- [WORK INSTRUCTIONS]
Which lines below hold the word "docker"? Report each one.

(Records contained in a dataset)
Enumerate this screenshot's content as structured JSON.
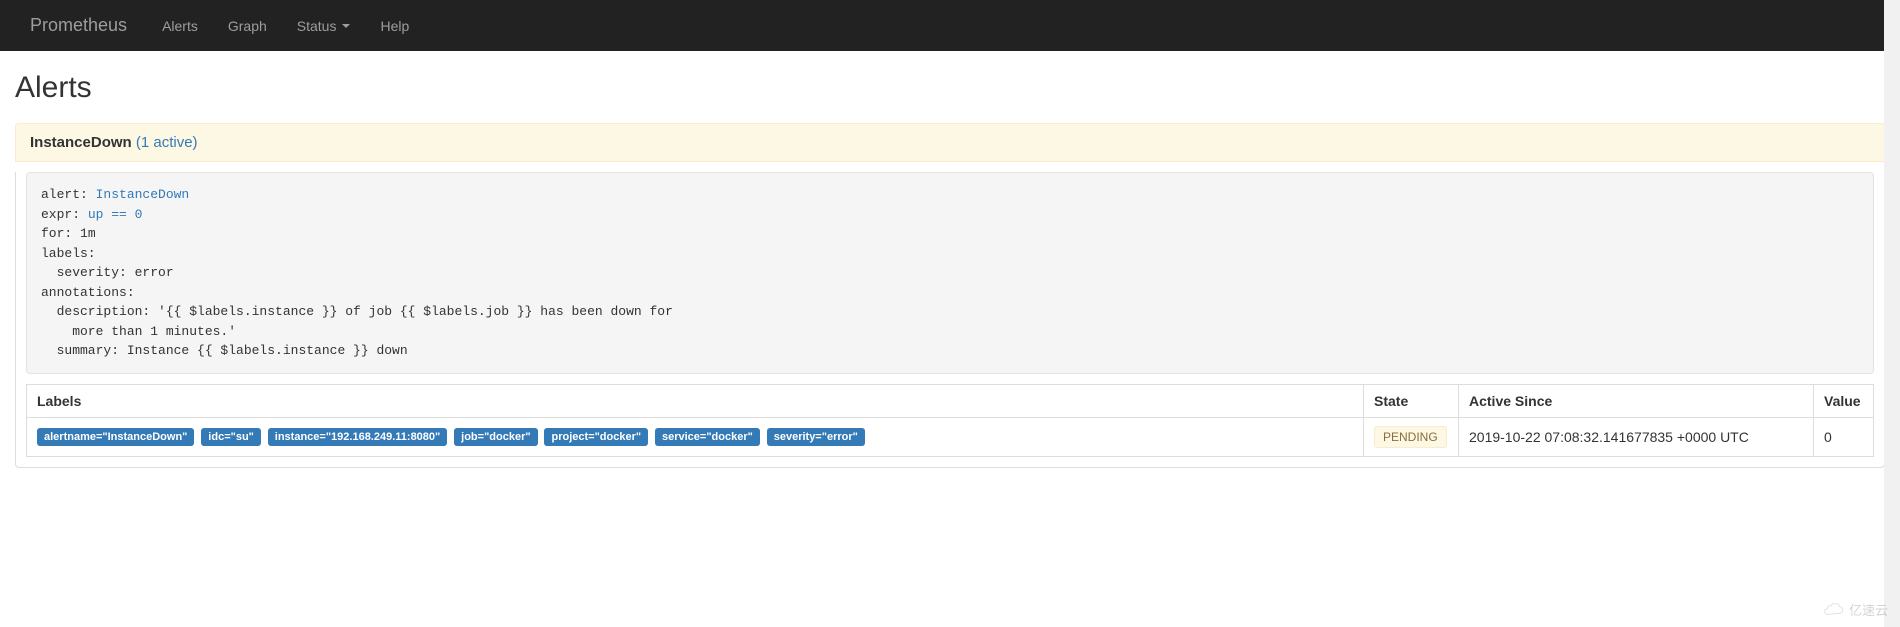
{
  "nav": {
    "brand": "Prometheus",
    "items": [
      "Alerts",
      "Graph",
      "Status",
      "Help"
    ],
    "has_dropdown": [
      false,
      false,
      true,
      false
    ]
  },
  "page_title": "Alerts",
  "alert_group": {
    "name": "InstanceDown",
    "active_text": "(1 active)",
    "rule_keys": {
      "alert": "alert:",
      "expr": "expr:",
      "for": "for:",
      "labels": "labels:",
      "severity": "  severity: error",
      "annotations": "annotations:",
      "description": "  description: '{{ $labels.instance }} of job {{ $labels.job }} has been down for\n    more than 1 minutes.'",
      "summary": "  summary: Instance {{ $labels.instance }} down"
    },
    "rule_values": {
      "alert": " InstanceDown",
      "expr": " up == 0",
      "for": " 1m"
    }
  },
  "table": {
    "headers": [
      "Labels",
      "State",
      "Active Since",
      "Value"
    ],
    "row": {
      "labels": [
        "alertname=\"InstanceDown\"",
        "idc=\"su\"",
        "instance=\"192.168.249.11:8080\"",
        "job=\"docker\"",
        "project=\"docker\"",
        "service=\"docker\"",
        "severity=\"error\""
      ],
      "state": "PENDING",
      "active_since": "2019-10-22 07:08:32.141677835 +0000 UTC",
      "value": "0"
    }
  },
  "watermark": "亿速云"
}
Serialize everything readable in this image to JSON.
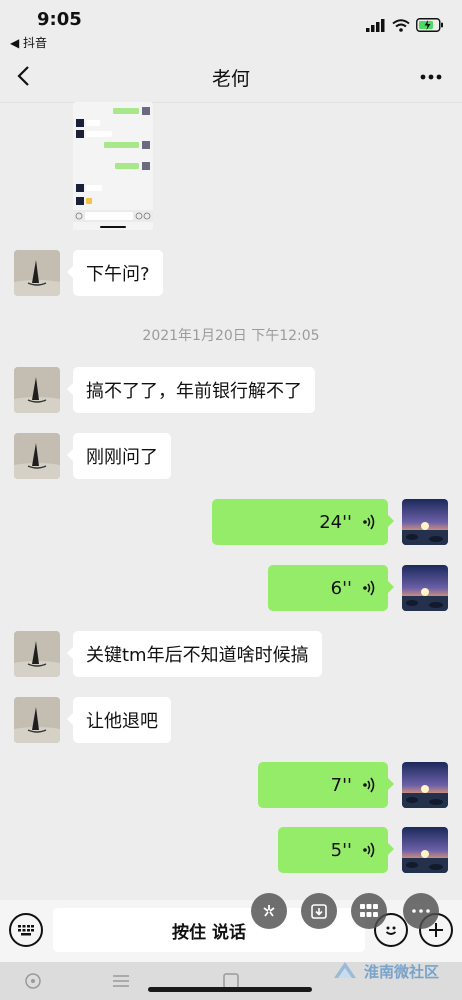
{
  "status_bar": {
    "time": "9:05",
    "back_app": "◀ 抖音"
  },
  "nav": {
    "title": "老何"
  },
  "timestamp": "2021年1月20日 下午12:05",
  "messages": [
    {
      "text": "下午问?"
    },
    {
      "text": "搞不了了，年前银行解不了"
    },
    {
      "text": "刚刚问了"
    },
    {
      "duration": "24''"
    },
    {
      "duration": "6''"
    },
    {
      "text": "关键tm年后不知道啥时候搞"
    },
    {
      "text": "让他退吧"
    },
    {
      "duration": "7''"
    },
    {
      "duration": "5''"
    }
  ],
  "input": {
    "hold_to_talk": "按住 说话"
  },
  "watermark": "淮南微社区",
  "colors": {
    "background": "#ededed",
    "outgoing_bubble": "#95ec69",
    "incoming_bubble": "#ffffff"
  }
}
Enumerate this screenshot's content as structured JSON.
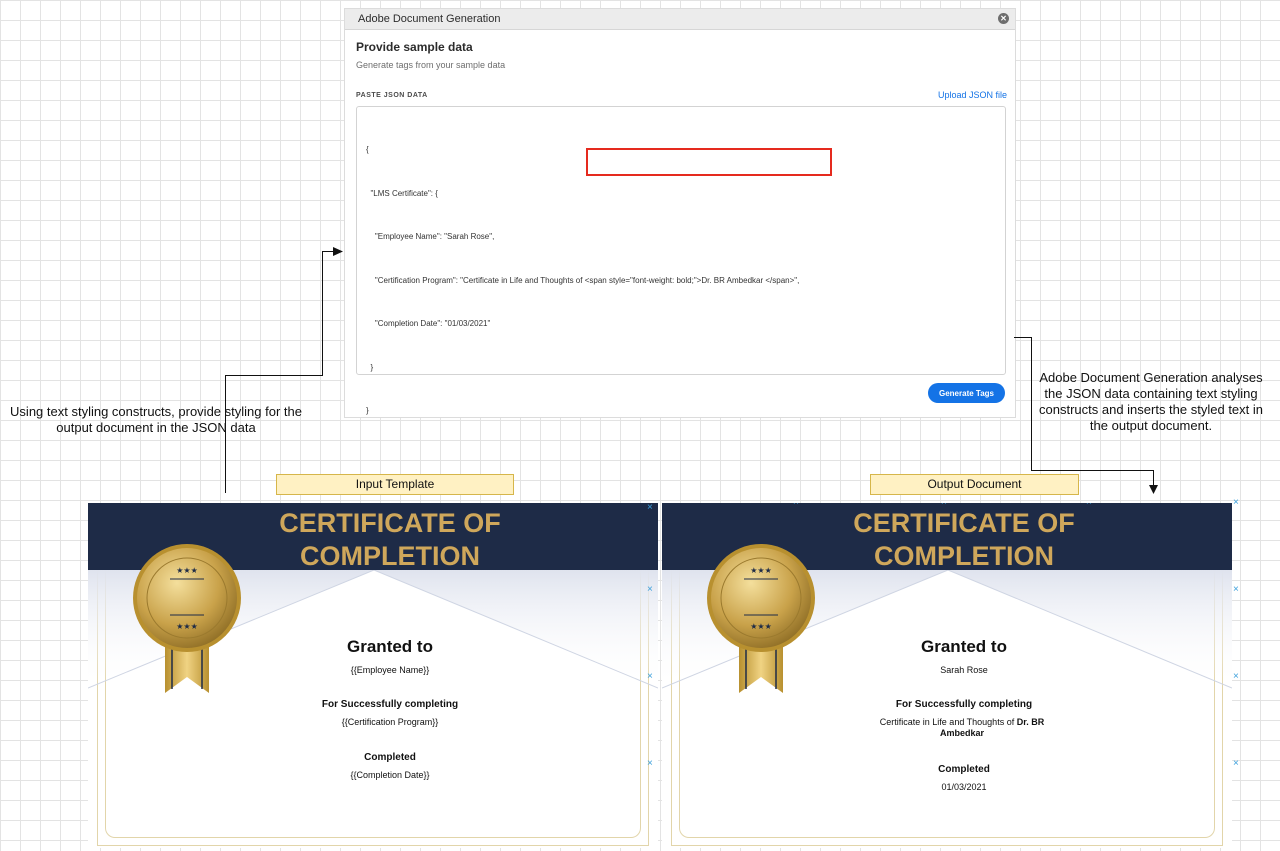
{
  "dialog": {
    "title": "Adobe Document Generation",
    "heading": "Provide sample data",
    "subheading": "Generate tags from your sample data",
    "paste_label": "PASTE JSON DATA",
    "upload_link": "Upload JSON file",
    "json_lines": [
      "{",
      "  \"LMS Certificate\": {",
      "    \"Employee Name\": \"Sarah Rose\",",
      "    \"Certification Program\": \"Certificate in Life and Thoughts of <span style=\"font-weight: bold;\">Dr. BR Ambedkar </span>\",",
      "    \"Completion Date\": \"01/03/2021\"",
      "  }",
      "}"
    ],
    "generate_button": "Generate Tags"
  },
  "annotations": {
    "left": "Using text styling constructs, provide styling for the output document in the JSON data",
    "right": "Adobe Document Generation analyses the JSON data containing text styling constructs and inserts the styled text in the output document.",
    "input_label": "Input Template",
    "output_label": "Output Document"
  },
  "input_cert": {
    "header_line1": "CERTIFICATE OF",
    "header_line2": "COMPLETION",
    "granted": "Granted to",
    "name": "{{Employee Name}}",
    "for_text": "For Successfully completing",
    "program": "{{Certification Program}}",
    "completed": "Completed",
    "date": "{{Completion Date}}"
  },
  "output_cert": {
    "header_line1": "CERTIFICATE OF",
    "header_line2": "COMPLETION",
    "granted": "Granted to",
    "name": "Sarah Rose",
    "for_text": "For Successfully completing",
    "program_plain": "Certificate in Life and Thoughts of ",
    "program_bold": "Dr. BR Ambedkar",
    "completed": "Completed",
    "date": "01/03/2021"
  },
  "colors": {
    "header_bg": "#1e2b47",
    "header_text": "#cfa75b",
    "accent_blue": "#1473e6",
    "highlight_red": "#e52a1e",
    "label_yellow": "#fff1c3"
  }
}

- [RESULT OF THIS TASK]
        "job=\"docker\"",
        "project=\"docker\"",
        "service=\"docker\"",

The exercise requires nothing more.